WHAT THIS TASK INVOLVES
Where an entry below contains an image, skip the image and reproduce the rest exactly.

SUPPLIED DATA
•••••
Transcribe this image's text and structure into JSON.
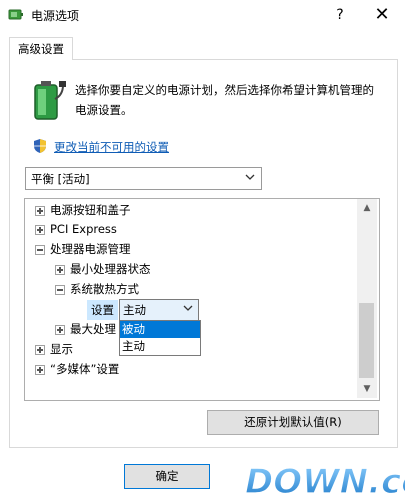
{
  "window": {
    "title": "电源选项",
    "help_glyph": "?",
    "close_glyph": "✕"
  },
  "tab": {
    "label": "高级设置"
  },
  "description": "选择你要自定义的电源计划，然后选择你希望计算机管理的电源设置。",
  "link": {
    "label": "更改当前不可用的设置"
  },
  "plan_select": {
    "value": "平衡 [活动]"
  },
  "tree": {
    "items": [
      {
        "label": "电源按钮和盖子"
      },
      {
        "label": "PCI Express"
      },
      {
        "label": "处理器电源管理"
      },
      {
        "label": "最小处理器状态"
      },
      {
        "label": "系统散热方式"
      },
      {
        "label": "最大处理"
      },
      {
        "label": "显示"
      },
      {
        "label": "“多媒体”设置"
      }
    ],
    "setting_label": "设置",
    "combo_value": "主动",
    "dropdown_options": [
      "被动",
      "主动"
    ]
  },
  "buttons": {
    "restore": "还原计划默认值(R)",
    "ok": "确定"
  },
  "watermark": {
    "text": "DOWN.cc"
  },
  "colors": {
    "link": "#0f5cb5",
    "selection": "#0078d7",
    "highlight": "#cce8ff"
  }
}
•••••
RESPONSE TO THE TASK
Transcribe this image's text and structure into JSON.
{
  "window": {
    "title": "电源选项",
    "help_glyph": "?",
    "close_glyph": "✕"
  },
  "tab": {
    "label": "高级设置"
  },
  "description": "选择你要自定义的电源计划，然后选择你希望计算机管理的电源设置。",
  "link": {
    "label": "更改当前不可用的设置"
  },
  "plan_select": {
    "value": "平衡 [活动]"
  },
  "tree": {
    "items": [
      {
        "label": "电源按钮和盖子"
      },
      {
        "label": "PCI Express"
      },
      {
        "label": "处理器电源管理"
      },
      {
        "label": "最小处理器状态"
      },
      {
        "label": "系统散热方式"
      },
      {
        "label": "最大处理"
      },
      {
        "label": "显示"
      },
      {
        "label": "“多媒体”设置"
      }
    ],
    "setting_label": "设置",
    "combo_value": "主动",
    "dropdown_options": [
      "被动",
      "主动"
    ]
  },
  "buttons": {
    "restore": "还原计划默认值(R)",
    "ok": "确定"
  },
  "watermark": {
    "text": "DOWN.cc"
  },
  "colors": {
    "link": "#0f5cb5",
    "selection": "#0078d7",
    "highlight": "#cce8ff"
  }
}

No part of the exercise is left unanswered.